*TASK MATERIAL:*
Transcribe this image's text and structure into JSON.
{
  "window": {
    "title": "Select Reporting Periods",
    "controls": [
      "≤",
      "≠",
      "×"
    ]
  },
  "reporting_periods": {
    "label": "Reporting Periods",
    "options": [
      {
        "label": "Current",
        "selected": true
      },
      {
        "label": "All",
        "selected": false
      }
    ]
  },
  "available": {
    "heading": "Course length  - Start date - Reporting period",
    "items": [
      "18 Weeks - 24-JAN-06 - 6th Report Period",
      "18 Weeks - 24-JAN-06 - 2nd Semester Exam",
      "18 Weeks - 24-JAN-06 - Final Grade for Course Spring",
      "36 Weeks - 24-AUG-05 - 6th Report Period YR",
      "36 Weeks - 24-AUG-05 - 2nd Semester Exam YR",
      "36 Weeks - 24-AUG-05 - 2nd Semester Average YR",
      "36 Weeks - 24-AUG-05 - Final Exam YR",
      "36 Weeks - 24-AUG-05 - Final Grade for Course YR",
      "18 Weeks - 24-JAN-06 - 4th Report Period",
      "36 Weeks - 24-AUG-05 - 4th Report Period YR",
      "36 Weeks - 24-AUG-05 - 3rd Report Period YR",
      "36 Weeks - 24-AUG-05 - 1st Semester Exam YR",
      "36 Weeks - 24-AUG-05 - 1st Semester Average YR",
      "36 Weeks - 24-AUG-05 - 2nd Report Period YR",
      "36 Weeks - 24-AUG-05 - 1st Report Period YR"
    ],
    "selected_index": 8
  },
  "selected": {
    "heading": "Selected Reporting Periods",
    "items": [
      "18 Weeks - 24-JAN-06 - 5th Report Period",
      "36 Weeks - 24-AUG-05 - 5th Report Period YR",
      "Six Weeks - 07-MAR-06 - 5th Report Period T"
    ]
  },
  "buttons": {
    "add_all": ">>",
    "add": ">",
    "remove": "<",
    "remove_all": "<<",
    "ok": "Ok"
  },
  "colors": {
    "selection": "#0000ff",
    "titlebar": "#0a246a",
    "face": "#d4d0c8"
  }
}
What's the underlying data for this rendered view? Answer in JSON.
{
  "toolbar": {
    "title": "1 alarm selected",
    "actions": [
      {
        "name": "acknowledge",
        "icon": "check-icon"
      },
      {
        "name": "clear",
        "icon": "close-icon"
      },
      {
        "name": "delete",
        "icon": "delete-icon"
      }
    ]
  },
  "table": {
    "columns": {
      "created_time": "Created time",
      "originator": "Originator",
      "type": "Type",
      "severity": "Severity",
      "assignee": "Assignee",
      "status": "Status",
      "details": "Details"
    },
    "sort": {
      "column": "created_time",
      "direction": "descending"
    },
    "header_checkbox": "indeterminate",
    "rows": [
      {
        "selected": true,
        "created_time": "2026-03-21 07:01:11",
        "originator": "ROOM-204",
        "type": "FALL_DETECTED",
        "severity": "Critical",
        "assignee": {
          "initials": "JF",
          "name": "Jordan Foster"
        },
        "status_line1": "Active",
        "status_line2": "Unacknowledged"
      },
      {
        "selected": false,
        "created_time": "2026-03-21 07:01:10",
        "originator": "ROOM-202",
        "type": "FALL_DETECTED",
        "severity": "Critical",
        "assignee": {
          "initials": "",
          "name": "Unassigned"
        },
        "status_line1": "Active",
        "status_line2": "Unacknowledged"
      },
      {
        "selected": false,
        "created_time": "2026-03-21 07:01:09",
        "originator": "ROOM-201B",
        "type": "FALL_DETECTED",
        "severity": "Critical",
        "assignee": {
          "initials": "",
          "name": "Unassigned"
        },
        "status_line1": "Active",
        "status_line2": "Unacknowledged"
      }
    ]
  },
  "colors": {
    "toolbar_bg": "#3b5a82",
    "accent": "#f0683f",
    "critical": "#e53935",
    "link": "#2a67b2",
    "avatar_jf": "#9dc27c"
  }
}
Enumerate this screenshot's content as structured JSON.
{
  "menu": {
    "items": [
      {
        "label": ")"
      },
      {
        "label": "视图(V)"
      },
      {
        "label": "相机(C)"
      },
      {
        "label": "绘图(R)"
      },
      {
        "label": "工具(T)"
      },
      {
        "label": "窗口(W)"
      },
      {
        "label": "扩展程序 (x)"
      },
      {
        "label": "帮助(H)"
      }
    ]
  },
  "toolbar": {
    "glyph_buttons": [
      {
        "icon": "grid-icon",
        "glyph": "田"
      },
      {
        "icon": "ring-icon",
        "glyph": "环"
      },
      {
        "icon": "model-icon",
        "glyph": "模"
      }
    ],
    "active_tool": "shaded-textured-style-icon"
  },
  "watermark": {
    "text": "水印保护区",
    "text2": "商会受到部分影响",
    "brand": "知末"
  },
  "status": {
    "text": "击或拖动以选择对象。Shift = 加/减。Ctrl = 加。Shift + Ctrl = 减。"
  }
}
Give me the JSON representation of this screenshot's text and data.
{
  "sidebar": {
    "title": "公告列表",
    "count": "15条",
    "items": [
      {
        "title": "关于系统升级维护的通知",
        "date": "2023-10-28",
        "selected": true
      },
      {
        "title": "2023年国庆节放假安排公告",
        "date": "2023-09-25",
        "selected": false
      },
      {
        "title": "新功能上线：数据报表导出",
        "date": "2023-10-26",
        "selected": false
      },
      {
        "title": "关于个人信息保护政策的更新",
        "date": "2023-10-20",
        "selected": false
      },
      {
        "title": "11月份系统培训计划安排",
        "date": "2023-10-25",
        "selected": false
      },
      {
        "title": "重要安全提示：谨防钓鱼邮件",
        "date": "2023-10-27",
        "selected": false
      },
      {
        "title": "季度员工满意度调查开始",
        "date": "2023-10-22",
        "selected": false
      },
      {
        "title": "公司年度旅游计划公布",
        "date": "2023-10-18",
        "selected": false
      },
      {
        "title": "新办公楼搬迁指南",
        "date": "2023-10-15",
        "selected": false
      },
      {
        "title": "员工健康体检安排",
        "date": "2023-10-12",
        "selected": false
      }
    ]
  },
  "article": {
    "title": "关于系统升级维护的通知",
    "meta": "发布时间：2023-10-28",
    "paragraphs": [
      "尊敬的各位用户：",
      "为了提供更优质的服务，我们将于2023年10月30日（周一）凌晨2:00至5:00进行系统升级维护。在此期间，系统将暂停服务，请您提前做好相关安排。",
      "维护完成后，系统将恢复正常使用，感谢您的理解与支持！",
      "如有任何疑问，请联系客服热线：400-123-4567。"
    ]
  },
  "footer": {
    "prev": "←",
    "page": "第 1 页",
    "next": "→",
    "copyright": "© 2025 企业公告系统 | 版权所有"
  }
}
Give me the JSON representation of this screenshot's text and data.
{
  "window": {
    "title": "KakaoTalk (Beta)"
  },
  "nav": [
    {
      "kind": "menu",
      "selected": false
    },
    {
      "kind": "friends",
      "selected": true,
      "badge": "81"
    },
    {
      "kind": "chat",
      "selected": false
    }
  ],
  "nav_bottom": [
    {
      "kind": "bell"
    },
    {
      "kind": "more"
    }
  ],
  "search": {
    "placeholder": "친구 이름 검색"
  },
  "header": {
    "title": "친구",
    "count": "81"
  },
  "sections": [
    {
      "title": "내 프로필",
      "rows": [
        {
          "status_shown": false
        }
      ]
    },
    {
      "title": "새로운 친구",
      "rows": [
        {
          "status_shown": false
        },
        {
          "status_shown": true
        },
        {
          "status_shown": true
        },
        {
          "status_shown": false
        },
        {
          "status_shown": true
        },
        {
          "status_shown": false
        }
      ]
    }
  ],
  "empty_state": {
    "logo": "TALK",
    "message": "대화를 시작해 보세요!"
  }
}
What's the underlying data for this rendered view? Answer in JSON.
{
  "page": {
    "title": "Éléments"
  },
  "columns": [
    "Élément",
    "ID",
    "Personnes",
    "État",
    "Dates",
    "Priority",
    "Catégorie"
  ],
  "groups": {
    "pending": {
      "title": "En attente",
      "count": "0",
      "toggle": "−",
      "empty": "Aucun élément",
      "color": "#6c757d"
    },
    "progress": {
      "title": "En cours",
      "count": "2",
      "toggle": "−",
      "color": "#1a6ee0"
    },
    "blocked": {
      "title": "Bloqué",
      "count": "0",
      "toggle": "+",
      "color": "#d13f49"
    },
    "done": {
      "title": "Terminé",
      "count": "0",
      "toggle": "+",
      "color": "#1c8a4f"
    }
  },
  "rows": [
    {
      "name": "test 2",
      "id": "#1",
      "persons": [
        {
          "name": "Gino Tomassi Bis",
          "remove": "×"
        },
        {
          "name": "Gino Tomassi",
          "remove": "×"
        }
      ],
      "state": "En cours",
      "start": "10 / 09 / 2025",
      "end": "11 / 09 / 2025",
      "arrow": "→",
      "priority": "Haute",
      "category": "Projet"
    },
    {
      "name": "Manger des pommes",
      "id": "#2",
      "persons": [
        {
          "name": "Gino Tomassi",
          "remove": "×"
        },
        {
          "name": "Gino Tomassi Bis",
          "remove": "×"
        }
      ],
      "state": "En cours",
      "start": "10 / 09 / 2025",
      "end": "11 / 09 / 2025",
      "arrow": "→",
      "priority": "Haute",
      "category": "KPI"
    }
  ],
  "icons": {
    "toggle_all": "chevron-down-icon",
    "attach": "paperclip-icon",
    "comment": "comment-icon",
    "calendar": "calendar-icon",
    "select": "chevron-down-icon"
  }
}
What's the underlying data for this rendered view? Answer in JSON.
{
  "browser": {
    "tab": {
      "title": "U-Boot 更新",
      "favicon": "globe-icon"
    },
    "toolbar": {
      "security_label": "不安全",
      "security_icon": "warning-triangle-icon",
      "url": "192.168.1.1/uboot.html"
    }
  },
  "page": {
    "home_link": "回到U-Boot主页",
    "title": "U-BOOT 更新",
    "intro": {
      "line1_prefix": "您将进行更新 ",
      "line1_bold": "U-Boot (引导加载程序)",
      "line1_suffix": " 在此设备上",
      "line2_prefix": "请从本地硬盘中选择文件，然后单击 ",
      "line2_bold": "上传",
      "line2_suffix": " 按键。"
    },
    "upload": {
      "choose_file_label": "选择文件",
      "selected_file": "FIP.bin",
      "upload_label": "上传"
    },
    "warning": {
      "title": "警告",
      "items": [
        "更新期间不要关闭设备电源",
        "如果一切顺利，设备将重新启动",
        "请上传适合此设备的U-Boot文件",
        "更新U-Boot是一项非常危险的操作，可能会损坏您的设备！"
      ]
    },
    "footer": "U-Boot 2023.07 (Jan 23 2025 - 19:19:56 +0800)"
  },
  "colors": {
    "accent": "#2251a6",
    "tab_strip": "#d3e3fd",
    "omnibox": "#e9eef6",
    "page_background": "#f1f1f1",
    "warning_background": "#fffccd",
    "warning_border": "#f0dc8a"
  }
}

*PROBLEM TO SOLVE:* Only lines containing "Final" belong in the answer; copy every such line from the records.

*RESULT OF THIS EXERCISE:*
      "18 Weeks - 24-JAN-06 - Final Grade for Course Spring",
      "36 Weeks - 24-AUG-05 - Final Exam YR",
      "36 Weeks - 24-AUG-05 - Final Grade for Course YR",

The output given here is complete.